This workshop investigates the democratic nature of quilting through its culture of open-source pattern sharing and group work. The inherently social practice lends itself to conversations about its multicultural history and current pattern migration among international groups of quilters. We will explore technical ways in which hand-stitching fabric can create a two-dimensional image or design. Methods include structural construction through fabric piecing and surface embellishment techniques of embroidery, appliqué, and topstitching. Work created will be sample-based, but necessary techniques to complete a quilt will be covered. All sewing levels are welcome, and collaboration among students will be possible.

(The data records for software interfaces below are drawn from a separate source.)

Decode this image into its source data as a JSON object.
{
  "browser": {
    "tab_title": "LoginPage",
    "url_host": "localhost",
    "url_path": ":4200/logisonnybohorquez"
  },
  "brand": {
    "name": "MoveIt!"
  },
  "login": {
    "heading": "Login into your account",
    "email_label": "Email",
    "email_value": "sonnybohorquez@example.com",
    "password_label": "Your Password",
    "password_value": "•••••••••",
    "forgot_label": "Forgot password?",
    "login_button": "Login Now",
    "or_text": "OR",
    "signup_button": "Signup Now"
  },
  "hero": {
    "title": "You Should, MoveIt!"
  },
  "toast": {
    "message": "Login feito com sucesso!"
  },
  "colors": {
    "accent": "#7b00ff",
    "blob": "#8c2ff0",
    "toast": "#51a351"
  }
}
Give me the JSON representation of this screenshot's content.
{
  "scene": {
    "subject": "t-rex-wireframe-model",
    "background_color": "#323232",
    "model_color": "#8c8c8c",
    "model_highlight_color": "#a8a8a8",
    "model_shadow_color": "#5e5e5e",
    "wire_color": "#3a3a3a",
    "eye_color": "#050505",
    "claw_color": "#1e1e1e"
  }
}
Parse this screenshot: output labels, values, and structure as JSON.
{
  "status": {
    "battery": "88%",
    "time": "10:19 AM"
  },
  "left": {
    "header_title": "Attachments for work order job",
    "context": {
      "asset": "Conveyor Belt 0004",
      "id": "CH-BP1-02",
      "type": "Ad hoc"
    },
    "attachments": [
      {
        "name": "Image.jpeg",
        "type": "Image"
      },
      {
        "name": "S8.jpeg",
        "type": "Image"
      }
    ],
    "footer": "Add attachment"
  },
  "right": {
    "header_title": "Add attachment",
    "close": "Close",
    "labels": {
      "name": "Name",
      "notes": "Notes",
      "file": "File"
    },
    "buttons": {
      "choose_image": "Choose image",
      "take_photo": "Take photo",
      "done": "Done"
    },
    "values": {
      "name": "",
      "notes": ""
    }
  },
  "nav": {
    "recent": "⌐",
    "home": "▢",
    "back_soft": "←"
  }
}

CHRISTALENA HUGHMANICK is an artist and educator based in New York and Chicago. Recent exhibition sites include Faur Zsófi Gallery, Budapest; Carriage Trade, New York; and Andrew Rafacz and Document, Chicago. Her recent public engagement work Freedom Quilt Hungary was reviewed by Lori Waxman for the Quarantine Times and Hall W. Rockefeller for Less Than Half. She has been an Artist-in-Residence at the American Academy in Rome, the SÍM Association of Icelandic Artists, the Moholy-Nagy Művészeti Egyetem, and Wedge Projects. She is the recipient of a Fulbright Hungary Student Grant, US Department of State Individual Assistance Grant, Grainger Marburg Travel Grant, and Lenore G. Tawney Foundation Scholarship. Hughmanick received an MFA in Fiber and Material Studies from the School of the Art Institute of Chicago.